§ Excerpted data
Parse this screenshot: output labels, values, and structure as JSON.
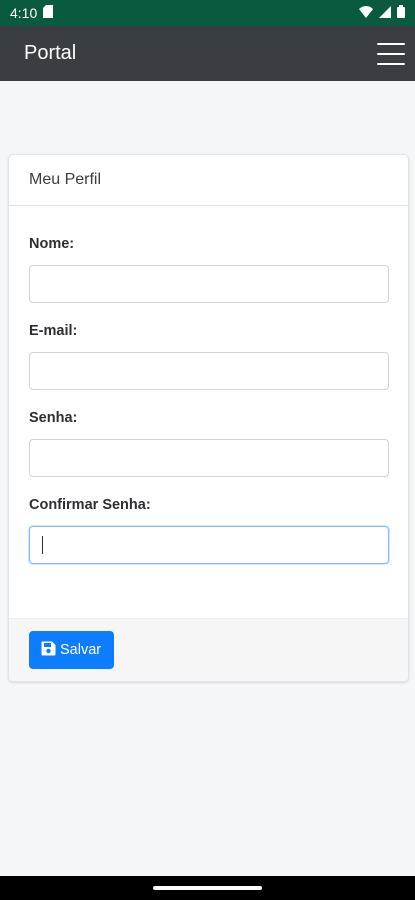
{
  "status_bar": {
    "time": "4:10",
    "icons": [
      "sd-card-icon",
      "wifi-icon",
      "signal-icon",
      "battery-icon"
    ]
  },
  "app_bar": {
    "title": "Portal",
    "menu_icon": "hamburger-menu-icon"
  },
  "card": {
    "title": "Meu Perfil",
    "fields": [
      {
        "label": "Nome:",
        "value": "",
        "focused": false
      },
      {
        "label": "E-mail:",
        "value": "",
        "focused": false
      },
      {
        "label": "Senha:",
        "value": "",
        "focused": false
      },
      {
        "label": "Confirmar Senha:",
        "value": "",
        "focused": true
      }
    ],
    "save_button": {
      "label": "Salvar",
      "icon": "floppy-disk-icon"
    }
  },
  "colors": {
    "status_bar": "#0a5a3f",
    "app_bar": "#3a3d42",
    "primary": "#0d7cff",
    "page_background": "#f5f6f8",
    "focus_border": "#86b7fe"
  }
}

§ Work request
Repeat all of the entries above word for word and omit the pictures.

§ Written reply
Parse this screenshot: output labels, values, and structure as JSON.
{
  "status_bar": {
    "time": "4:10",
    "icons": [
      "sd-card-icon",
      "wifi-icon",
      "signal-icon",
      "battery-icon"
    ]
  },
  "app_bar": {
    "title": "Portal",
    "menu_icon": "hamburger-menu-icon"
  },
  "card": {
    "title": "Meu Perfil",
    "fields": [
      {
        "label": "Nome:",
        "value": "",
        "focused": false
      },
      {
        "label": "E-mail:",
        "value": "",
        "focused": false
      },
      {
        "label": "Senha:",
        "value": "",
        "focused": false
      },
      {
        "label": "Confirmar Senha:",
        "value": "",
        "focused": true
      }
    ],
    "save_button": {
      "label": "Salvar",
      "icon": "floppy-disk-icon"
    }
  },
  "colors": {
    "status_bar": "#0a5a3f",
    "app_bar": "#3a3d42",
    "primary": "#0d7cff",
    "page_background": "#f5f6f8",
    "focus_border": "#86b7fe"
  }
}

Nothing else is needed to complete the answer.